Return every line of the entries that includes the word "example".

Interface dataset entries:
----
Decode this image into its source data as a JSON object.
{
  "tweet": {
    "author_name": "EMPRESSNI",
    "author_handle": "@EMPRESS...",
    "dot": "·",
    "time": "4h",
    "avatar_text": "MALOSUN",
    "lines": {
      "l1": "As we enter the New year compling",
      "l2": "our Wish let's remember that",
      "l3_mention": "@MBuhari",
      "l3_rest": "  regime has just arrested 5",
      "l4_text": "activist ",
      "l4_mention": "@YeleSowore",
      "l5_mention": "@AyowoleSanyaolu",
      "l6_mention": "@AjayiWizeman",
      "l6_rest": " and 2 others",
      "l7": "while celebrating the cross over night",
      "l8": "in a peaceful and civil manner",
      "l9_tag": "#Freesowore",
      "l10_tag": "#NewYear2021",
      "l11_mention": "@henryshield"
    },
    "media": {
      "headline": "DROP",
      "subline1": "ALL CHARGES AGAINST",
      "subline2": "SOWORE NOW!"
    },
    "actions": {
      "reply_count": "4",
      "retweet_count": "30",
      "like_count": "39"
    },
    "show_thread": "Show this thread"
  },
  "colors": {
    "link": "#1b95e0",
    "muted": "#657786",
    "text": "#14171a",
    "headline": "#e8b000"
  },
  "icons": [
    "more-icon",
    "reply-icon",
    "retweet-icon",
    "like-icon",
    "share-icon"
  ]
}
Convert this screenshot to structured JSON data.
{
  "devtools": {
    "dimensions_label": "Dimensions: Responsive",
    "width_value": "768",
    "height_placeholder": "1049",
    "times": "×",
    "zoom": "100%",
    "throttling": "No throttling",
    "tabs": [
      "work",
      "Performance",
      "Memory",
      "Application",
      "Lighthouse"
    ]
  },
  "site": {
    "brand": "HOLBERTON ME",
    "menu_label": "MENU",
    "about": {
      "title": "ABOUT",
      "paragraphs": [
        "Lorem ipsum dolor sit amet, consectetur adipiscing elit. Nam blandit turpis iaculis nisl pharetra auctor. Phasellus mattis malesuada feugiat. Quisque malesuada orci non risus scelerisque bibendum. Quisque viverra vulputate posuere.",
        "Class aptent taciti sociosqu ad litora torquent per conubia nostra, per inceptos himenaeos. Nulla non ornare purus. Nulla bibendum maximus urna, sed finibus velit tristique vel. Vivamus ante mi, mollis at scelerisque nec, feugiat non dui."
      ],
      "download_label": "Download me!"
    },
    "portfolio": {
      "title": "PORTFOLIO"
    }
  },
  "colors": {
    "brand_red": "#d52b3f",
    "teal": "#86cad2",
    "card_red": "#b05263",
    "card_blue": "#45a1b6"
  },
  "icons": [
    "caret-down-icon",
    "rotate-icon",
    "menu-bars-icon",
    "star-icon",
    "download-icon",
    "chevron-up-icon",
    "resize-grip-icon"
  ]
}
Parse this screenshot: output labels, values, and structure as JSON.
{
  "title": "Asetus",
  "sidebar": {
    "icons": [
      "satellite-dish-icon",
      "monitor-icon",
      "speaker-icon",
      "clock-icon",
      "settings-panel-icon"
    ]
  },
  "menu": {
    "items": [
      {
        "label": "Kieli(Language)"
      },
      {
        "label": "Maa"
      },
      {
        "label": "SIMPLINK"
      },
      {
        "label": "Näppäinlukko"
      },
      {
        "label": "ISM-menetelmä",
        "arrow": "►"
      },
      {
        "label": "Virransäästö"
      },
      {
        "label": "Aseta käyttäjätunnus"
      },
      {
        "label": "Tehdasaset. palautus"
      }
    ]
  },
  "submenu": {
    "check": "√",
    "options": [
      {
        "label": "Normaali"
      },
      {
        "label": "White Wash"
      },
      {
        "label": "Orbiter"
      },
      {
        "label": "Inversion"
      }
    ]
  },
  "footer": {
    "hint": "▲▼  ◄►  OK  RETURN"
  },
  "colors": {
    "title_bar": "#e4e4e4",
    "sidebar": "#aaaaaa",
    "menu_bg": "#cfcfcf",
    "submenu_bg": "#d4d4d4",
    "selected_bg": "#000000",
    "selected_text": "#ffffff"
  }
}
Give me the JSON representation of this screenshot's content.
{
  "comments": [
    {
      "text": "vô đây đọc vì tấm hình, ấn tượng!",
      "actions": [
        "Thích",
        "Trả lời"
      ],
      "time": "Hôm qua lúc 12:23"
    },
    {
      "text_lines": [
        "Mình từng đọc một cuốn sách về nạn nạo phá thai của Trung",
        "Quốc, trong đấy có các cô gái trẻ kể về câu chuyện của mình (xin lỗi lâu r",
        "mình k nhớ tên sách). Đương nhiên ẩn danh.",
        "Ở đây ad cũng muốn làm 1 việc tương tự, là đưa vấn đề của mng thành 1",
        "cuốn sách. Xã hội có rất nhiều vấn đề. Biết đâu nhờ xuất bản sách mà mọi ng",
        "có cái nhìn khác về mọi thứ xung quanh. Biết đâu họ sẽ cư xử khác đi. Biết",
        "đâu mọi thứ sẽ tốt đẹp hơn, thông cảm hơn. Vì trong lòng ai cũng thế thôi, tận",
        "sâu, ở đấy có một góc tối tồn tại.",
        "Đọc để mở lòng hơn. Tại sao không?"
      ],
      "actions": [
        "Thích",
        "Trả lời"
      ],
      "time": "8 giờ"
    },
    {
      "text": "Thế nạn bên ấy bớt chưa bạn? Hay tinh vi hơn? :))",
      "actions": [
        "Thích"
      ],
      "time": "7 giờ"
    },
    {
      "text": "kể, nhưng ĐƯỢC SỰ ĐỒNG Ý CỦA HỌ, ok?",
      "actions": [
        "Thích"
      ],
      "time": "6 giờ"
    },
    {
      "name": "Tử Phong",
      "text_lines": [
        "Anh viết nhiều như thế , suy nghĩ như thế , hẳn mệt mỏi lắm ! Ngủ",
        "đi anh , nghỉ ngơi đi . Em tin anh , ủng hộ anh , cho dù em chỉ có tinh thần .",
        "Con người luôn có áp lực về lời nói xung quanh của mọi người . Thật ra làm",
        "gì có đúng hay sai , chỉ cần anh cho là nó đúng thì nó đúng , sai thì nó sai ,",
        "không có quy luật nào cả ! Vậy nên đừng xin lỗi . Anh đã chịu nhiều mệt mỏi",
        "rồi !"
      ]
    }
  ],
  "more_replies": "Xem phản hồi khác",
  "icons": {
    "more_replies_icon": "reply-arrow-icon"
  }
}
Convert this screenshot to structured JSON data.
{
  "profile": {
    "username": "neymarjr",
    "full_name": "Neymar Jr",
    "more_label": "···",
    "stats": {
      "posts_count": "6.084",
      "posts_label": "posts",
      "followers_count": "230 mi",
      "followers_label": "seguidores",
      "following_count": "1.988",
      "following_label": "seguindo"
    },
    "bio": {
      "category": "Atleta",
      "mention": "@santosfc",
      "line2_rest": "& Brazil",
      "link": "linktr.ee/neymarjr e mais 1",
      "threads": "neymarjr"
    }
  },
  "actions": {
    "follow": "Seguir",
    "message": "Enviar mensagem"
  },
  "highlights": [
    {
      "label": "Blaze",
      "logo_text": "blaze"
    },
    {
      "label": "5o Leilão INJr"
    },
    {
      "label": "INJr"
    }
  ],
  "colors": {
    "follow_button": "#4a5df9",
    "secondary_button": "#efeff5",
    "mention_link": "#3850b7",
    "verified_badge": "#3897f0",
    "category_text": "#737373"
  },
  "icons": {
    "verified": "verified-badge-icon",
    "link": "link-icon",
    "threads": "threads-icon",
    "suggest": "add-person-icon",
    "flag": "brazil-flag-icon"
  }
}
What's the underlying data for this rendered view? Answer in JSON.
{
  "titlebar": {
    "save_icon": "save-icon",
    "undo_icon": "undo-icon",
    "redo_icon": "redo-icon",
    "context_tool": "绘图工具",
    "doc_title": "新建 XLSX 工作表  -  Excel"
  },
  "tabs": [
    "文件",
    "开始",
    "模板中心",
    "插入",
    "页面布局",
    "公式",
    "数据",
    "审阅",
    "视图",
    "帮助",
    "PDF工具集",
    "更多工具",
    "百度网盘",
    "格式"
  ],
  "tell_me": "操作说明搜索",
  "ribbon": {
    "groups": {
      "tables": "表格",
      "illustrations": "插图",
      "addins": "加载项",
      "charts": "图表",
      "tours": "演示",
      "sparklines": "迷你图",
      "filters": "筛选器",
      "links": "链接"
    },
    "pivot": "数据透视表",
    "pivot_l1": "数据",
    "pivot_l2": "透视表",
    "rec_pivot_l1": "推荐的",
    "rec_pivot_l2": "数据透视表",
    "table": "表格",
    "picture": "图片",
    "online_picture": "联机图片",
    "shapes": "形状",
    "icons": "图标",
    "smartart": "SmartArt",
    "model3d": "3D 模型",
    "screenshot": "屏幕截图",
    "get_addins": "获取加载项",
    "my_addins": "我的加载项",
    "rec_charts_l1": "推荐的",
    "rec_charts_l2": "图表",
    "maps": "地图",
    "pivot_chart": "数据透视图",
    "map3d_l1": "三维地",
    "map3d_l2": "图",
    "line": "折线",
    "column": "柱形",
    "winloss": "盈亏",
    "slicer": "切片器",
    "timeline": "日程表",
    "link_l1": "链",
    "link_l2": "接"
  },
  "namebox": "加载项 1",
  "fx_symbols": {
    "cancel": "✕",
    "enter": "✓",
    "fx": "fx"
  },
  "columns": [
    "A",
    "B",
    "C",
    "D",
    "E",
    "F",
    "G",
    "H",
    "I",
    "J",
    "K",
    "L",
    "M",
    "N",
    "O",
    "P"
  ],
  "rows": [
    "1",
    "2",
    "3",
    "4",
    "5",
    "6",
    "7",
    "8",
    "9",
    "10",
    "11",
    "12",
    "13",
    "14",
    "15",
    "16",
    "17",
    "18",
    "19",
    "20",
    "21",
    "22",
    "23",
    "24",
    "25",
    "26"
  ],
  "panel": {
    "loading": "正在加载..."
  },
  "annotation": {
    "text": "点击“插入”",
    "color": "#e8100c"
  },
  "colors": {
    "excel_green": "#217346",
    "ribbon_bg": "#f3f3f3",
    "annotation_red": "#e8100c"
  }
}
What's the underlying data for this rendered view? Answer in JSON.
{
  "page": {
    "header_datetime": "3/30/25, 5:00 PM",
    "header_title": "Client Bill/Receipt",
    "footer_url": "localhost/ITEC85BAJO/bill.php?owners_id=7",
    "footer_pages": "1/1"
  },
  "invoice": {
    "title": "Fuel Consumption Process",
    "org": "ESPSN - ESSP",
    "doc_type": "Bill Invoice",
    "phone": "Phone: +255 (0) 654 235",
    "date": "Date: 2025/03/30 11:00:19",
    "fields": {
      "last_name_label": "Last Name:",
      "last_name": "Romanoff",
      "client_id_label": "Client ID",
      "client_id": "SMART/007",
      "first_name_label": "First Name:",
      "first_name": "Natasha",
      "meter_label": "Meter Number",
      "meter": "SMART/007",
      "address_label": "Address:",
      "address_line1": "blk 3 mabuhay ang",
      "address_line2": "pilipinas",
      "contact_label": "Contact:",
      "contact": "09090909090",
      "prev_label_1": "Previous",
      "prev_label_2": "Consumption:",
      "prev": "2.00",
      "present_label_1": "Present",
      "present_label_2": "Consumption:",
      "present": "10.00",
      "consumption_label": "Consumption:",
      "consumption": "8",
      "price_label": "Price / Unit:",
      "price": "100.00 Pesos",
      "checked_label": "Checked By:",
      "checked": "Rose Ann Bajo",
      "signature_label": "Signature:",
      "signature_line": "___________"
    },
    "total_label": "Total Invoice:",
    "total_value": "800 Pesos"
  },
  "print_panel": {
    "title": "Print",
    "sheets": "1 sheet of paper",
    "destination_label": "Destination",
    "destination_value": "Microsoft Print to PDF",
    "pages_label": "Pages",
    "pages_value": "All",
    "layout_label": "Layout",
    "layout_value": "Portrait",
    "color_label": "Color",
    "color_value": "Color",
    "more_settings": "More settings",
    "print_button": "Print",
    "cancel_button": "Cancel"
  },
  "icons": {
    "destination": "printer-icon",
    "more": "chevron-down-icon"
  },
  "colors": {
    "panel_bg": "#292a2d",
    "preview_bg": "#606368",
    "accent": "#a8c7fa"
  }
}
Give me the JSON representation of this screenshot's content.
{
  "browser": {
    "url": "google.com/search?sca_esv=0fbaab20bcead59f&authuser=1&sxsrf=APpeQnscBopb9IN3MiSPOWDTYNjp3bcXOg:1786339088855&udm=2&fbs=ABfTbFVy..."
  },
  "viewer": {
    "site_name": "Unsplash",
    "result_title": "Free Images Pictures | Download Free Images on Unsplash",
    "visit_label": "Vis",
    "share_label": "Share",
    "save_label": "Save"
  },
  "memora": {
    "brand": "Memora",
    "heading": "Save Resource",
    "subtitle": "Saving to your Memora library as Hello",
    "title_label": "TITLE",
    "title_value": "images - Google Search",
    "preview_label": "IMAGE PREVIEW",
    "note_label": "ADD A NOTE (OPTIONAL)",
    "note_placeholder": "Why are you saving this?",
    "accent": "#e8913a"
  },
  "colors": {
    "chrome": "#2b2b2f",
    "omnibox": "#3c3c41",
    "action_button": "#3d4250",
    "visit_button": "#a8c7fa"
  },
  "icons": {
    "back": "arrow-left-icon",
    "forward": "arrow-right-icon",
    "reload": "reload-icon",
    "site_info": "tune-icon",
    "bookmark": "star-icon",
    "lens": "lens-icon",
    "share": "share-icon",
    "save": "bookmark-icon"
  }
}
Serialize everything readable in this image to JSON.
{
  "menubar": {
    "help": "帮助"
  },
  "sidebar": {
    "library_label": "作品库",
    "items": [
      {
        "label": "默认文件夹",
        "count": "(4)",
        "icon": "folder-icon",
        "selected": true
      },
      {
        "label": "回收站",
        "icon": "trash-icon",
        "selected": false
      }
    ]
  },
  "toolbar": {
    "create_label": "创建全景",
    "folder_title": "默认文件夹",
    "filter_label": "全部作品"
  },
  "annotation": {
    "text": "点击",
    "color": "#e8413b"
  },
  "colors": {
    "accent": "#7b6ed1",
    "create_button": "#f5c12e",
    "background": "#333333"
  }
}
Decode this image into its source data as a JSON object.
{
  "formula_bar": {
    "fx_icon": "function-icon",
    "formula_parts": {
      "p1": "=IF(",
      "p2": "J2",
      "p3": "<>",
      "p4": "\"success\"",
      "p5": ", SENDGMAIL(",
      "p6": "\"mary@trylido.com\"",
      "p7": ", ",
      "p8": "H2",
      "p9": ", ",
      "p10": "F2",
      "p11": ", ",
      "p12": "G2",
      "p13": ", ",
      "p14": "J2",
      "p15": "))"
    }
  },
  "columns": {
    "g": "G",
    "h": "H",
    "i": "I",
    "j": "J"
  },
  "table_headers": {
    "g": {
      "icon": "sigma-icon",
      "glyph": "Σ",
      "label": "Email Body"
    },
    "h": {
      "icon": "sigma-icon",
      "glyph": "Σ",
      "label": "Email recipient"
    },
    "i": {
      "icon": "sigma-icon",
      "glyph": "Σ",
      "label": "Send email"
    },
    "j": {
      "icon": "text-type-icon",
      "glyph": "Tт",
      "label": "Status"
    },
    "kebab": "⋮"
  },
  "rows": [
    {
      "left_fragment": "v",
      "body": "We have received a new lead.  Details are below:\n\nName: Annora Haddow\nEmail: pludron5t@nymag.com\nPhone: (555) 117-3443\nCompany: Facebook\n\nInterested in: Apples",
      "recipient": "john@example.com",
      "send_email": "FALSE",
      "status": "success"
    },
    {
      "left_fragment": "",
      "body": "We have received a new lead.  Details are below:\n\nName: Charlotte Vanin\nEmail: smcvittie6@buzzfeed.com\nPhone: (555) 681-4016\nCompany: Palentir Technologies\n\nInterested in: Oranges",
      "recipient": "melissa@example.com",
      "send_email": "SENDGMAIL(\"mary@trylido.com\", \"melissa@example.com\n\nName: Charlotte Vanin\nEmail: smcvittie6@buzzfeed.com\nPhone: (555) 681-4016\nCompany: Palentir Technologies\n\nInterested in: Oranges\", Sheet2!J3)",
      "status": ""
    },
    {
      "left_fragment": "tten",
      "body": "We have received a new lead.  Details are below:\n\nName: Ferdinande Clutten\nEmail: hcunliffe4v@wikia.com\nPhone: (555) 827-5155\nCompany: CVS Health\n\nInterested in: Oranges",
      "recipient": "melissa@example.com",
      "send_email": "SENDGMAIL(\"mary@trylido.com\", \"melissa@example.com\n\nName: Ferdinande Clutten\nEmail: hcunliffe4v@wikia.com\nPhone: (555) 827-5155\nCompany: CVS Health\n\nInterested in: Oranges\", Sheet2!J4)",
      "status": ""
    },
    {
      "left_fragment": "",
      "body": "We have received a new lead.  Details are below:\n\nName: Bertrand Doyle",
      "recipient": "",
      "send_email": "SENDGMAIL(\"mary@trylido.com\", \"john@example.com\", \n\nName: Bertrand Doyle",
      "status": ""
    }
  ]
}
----
Response>
      "recipient": "john@example.com",
      "recipient": "melissa@example.com",
      "send_email": "SENDGMAIL(\"mary@trylido.com\", \"melissa@example.com\n\nName: Charlotte Vanin\nEmail: smcvittie6@buzzfeed.com\nPhone: (555) 681-4016\nCompany: Palentir Technologies\n\nInterested in: Oranges\", Sheet2!J3)",
      "recipient": "melissa@example.com",
      "send_email": "SENDGMAIL(\"mary@trylido.com\", \"melissa@example.com\n\nName: Ferdinande Clutten\nEmail: hcunliffe4v@wikia.com\nPhone: (555) 827-5155\nCompany: CVS Health\n\nInterested in: Oranges\", Sheet2!J4)",
      "send_email": "SENDGMAIL(\"mary@trylido.com\", \"john@example.com\", \n\nName: Bertrand Doyle",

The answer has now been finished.